Soluble Receptor for Advanced Glycation End-products (sRAGE) and colorectal cancer risk: a case-control study nested within a European prospective cohort.
Aglago EK., Rinaldi S., Freisling H., Jiao L., Hughes DJ., Fedirko V., Schalkwijk CG., Weiderpass E., Dahm CC., Overvad K., Eriksen AK., Kyrø C., Boutron-Ruault M-C., Rothwell JA., Severi G., Katzke V., Kühn T., Schulze MB., Aleksandrova K., Masala G., Krogh V., Panico S., Tumino R., Naccarati A., Bueno-de-Mesquita B., van Gils CH., Sandanger TM., Gram IT., Skeie G., Quirós JR., Jakszyn P., Sánchez M-J., Amiano P., Huerta JM., Ardanaz E., Johansson I., Harlid S., Perez-Cornago A., Mayén A-L., Cordova R., Gunter MJ., Vineis P., Cross AJ., Riboli E., Jenab M.

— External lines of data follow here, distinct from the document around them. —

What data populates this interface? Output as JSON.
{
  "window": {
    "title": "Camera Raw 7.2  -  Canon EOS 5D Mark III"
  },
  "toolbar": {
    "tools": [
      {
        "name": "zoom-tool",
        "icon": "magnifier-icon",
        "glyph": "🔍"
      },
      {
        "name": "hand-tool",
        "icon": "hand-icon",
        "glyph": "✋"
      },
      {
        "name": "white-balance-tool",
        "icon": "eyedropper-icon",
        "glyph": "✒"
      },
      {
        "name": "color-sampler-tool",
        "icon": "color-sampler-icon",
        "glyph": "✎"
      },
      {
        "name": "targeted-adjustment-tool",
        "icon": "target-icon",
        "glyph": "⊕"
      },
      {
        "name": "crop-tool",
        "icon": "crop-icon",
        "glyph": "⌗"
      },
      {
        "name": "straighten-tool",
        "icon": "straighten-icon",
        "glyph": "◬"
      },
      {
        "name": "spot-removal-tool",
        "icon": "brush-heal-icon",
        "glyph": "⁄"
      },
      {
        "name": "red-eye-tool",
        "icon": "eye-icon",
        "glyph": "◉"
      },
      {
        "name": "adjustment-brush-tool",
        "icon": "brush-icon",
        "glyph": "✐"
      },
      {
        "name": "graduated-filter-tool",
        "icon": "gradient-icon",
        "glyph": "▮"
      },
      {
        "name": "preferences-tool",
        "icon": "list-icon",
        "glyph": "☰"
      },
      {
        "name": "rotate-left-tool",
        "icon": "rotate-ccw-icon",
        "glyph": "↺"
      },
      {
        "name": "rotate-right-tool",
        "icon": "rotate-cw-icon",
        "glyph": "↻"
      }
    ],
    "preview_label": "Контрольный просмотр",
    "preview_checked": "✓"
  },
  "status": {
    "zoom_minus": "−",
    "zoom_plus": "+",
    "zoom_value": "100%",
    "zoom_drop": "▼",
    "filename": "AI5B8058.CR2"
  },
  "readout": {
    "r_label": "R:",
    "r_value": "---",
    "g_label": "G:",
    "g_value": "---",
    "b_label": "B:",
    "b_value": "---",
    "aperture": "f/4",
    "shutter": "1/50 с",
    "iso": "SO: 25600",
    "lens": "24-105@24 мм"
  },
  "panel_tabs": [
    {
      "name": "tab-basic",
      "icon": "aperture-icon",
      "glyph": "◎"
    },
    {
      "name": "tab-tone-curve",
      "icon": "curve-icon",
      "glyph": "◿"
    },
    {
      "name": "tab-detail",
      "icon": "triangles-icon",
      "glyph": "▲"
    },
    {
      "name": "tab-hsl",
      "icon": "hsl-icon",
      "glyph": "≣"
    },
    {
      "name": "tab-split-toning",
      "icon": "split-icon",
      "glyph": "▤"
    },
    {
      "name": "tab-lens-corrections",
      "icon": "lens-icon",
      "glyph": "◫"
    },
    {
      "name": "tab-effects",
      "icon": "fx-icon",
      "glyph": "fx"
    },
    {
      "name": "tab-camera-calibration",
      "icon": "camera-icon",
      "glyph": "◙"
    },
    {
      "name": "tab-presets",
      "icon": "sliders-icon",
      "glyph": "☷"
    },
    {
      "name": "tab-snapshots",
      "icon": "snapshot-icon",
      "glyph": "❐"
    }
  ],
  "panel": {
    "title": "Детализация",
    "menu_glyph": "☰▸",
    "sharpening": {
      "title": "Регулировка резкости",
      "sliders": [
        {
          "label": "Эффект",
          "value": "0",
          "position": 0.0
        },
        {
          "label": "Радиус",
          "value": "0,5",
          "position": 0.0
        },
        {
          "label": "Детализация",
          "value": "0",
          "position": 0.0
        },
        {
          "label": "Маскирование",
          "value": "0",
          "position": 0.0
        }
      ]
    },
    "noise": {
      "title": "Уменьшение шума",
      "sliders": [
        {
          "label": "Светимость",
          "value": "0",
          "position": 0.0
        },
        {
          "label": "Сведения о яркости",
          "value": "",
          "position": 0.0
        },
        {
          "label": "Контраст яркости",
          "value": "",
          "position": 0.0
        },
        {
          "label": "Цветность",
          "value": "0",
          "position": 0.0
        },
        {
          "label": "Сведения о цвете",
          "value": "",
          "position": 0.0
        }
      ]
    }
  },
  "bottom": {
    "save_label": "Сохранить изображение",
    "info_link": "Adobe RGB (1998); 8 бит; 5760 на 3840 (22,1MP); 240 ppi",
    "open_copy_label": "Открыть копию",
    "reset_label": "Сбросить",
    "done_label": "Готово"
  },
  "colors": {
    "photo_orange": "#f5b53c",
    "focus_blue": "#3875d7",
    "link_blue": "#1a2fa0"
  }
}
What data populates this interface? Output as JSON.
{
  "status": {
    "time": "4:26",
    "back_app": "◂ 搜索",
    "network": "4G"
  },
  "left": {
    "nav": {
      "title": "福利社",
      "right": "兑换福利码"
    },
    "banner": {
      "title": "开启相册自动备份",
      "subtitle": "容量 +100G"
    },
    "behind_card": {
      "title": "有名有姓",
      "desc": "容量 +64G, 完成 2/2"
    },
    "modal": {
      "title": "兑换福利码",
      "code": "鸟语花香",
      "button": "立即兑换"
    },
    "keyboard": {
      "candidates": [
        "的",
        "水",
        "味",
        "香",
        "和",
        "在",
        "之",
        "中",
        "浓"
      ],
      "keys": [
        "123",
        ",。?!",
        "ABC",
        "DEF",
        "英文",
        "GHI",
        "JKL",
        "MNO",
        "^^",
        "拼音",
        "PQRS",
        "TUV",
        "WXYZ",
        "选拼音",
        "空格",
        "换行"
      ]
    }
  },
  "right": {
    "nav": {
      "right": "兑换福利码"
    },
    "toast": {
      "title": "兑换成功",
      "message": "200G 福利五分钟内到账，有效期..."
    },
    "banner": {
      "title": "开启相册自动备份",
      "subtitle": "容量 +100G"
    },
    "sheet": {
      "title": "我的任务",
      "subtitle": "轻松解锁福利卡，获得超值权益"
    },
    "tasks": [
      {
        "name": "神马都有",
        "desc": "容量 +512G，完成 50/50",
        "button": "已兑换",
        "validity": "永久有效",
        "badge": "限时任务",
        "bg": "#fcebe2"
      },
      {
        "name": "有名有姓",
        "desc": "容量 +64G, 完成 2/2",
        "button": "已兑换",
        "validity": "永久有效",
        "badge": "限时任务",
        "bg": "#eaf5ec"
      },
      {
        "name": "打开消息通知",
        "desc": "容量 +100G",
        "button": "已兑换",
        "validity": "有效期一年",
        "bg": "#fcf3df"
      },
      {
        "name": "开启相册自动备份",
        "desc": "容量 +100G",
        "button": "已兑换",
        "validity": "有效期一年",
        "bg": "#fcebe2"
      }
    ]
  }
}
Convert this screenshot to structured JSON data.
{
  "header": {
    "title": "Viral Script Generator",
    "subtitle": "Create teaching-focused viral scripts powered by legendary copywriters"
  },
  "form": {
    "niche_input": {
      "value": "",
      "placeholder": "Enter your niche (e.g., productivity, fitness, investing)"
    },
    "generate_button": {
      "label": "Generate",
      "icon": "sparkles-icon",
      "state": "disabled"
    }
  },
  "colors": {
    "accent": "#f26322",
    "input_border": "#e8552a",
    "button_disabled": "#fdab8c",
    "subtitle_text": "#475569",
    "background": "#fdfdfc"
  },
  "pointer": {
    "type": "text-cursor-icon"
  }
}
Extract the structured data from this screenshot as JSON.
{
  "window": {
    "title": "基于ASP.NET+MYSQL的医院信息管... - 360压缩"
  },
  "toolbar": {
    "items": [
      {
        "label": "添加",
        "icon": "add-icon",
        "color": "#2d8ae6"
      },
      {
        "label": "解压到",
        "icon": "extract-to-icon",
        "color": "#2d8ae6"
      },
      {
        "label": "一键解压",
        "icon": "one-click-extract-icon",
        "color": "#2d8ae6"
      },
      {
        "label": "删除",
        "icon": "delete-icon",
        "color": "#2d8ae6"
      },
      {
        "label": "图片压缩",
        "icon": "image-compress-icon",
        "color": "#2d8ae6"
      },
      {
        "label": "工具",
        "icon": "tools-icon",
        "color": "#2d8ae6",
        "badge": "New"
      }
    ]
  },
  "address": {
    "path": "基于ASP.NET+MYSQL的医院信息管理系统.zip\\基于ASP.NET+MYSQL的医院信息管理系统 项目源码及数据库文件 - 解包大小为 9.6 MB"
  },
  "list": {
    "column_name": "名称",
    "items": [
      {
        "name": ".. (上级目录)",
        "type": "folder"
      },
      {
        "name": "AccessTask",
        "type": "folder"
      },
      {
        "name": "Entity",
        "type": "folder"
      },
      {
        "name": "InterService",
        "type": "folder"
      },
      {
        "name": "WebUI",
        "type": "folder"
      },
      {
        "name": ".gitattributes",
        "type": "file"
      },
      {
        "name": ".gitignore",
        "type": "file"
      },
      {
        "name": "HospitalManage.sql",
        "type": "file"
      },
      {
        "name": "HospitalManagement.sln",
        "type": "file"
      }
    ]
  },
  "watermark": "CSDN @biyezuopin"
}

BACKGROUND: Overexpression of the Receptor for Advanced Glycation End-product (RAGE) has been associated with chronic inflammation, which in turn has been associated with increased colorectal cancer (CRC) risk. Soluble RAGE (sRAGE) competes with RAGE to bind its ligands, thus potentially preventing RAGE-induced inflammation. METHODS: To investigate whether sRAGE and related genetic variants are associated with CRC risk, we conducted a nested case-control study in the European Prospective Investigation into Cancer and Nutrition (EPIC). Plasma sRAGE concentrations were measured by ELISA in 1,361 CRC matched case-control sets. Twenty-four single nucleotide polymorphisms (SNPs) encoded in the genes associated with sRAGE concentrations were available for 1,985 CRC cases and 2,220 controls. Multivariable-adjusted odds ratios (ORs) and 95% confidence intervals (CIs) were computed using conditional and unconditional logistic regression for CRC risk and circulating sRAGE and SNPs, respectively. RESULTS: Higher sRAGE concentrations were inversely associated with CRC (ORQ5vs.Q1=0.77, 95%CI=0.59-1.00). Sex-specific analyses revealed that the observed inverse risk association was restricted to men (ORQ5vs.Q1=0.63, 95%CI=0.42-0.94) whereas no association was observed in women (ORQ5vs.Q1=1.00, 95%CI=0.68-1.48, Pheterogeneity for sex=0.006). Participants carrying minor allele of rs653765 (promoter region of ADAM10) had lower CRC risk (C vs. T, OR=0.90; 95%CI=0.82-0.99). CONCLUSIONS: Pre-diagnostic sRAGE concentrations were inversely associated with CRC risk in men but not in women. A SNP located within ADAM10 gene pertaining to RAGE shedding, was associated with CRC risk. IMPACT: Further studies are needed to confirm our observed sex difference in the association and better explore the potential involvement of genetic variants of sRAGE in CRC development.